While we were in Poland, Internat staff discovered that Marina, 23, is five months pregnant. We were told about this 'emergency situation' (their reference to Marina's pregnancy) once we returned to work last Wednesday. Thankfully Orest was with us that day, translating through the chaos... we would have been lost without him amid the confusion.
I'm sure some of you (most of you?) might be thinking, How does a girl get pregnant at an isolated, all girls orphanage?! I'll explain what I can, which isn't actually a whole lot. I encourage you folks at home to read Jessica's blog, as she has posted her reactions to this situation and explains it well.
There is an Internat for boys that occasionally partners with our girls' Internat. When these boys reach a certain age, they are 'graduated' or transferred to an old age home. The old age home that they move to happens to be around the corner from the Internat for girls. According to Bogdan, a certain young Casanova named Sascha frequently visits our girls. Sascha has had relationships with several girls; some of these relationships have also resulted in pregnancy. Yet these pregnancies were discovered early on, and were immediately 'taken care of' (read: terminated, aborted).

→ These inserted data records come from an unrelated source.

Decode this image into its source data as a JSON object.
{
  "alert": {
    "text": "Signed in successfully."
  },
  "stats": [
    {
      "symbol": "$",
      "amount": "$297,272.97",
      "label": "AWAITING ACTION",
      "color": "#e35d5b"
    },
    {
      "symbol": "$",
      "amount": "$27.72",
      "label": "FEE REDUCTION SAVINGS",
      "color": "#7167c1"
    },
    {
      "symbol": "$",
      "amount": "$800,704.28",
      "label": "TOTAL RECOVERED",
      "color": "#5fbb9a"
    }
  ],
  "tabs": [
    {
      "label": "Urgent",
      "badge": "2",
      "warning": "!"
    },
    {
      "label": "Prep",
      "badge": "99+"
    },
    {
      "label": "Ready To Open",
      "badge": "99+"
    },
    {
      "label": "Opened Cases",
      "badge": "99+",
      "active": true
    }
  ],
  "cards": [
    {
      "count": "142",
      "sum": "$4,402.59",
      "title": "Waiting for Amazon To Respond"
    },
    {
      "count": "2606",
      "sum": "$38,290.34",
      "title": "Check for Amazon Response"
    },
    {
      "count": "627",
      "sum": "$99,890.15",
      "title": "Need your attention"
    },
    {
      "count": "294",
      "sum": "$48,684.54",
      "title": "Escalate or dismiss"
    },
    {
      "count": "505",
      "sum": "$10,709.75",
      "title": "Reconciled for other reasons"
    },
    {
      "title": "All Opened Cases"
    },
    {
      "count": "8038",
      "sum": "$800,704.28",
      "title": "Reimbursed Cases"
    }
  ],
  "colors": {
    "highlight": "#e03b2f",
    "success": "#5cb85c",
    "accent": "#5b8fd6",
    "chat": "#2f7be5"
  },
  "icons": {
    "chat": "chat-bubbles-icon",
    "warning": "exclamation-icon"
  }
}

Bogdan has done his best to discourage Sascha from visiting the Internat. But as Sascha is bigger and stronger than Bogdan, he can easily intimidate him, usually pushing him around and by making other threats of violence. There is only so much that Bogdan can do. The staff of the Internat also need to be held accountable for ensuring a safe and secure environment for every one of the girls who call the Internat home.
In the past, all girls of a certain age were regularly checked for pregnancy on a monthly basis. As mentioned earlier, if a pregnancy was discovered, an abortion would immediately follow. Marina's pregnancy had not been 'discovered' as these monthly checks have not taken place for the last four months. Others noticed Marina's fuller figure as she worked in one of the gardens recently, and sure enough, Marina is approximately five months along. This is why Internat staff refer to the circumstances as 'The Emergency,' and girls over 12 were made to take pregnancy tests right away.
The Internat director has since sent Marina away, to an orphanage in a smaller village. We have been told that this other orphanage is worse off: the conditions are poorer, and the girls there have less resources/support then even our girls do. Marina left the Internat at some point over the weekend; the last day that we saw her was on Friday. Apparently, the director was also upset at how far along Marina's pregnancy is - for it is too late to abort, and he had suggested giving Marina some sort of drug that would kill the baby. (Again, I am just explaining the circumstances going on the limited information that we have been given.)
So, it was decided that the best 'solution' for 'The Emergency' was to dismiss Marina. We have also been told that she will have a C-section and will have her tubes tied (I apologize for not knowing the appropriate term here!). I am unsure as to whether they intend to schedule the C-section soon, assuming that the baby will not survive, or if they will allow Marina to carry the baby to term and then place the baby in yet another orphanage. Either way, Marina does not have a voice in the whole scenario, over her own body, her own child, or her own life.
This unexpected turn of events has led to a million questions, with very few (if any) answers. We are no longer allowed to take the girls into Ternopil for further excursions, we assume that this is to limit outside contact and to keep a tighter rein on the rest of the girls. We have instead held mini-excursions for small groups of girls within the Internat campus, to make up for the fact that we can no longer visit the city with them. At this point, we are not even sure if we will be allowed to invite our host families, friends, and other community members to the concert we are holding in August.
As Jessica writes on her blog, the three of us are completely, absolutely overwhelmed with this situation, how it has been handled, and the issues that are related.
We debated posting this story on our blogs, but I firmly believe that in order to improve conditions at the Internat we must shed as much light on the circumstances as possible. If we do not share their stories and experiences, they remain hidden and any future change is impossible. Awareness is something, a step forward, and is at least better than sweeping the ugly bits under a rug.
I hope that there is truth to what I said to Jess and Miri on Monday, "The more light that we can shed on the Internat, the more accountablity we hold them [director, staff, etc.] to."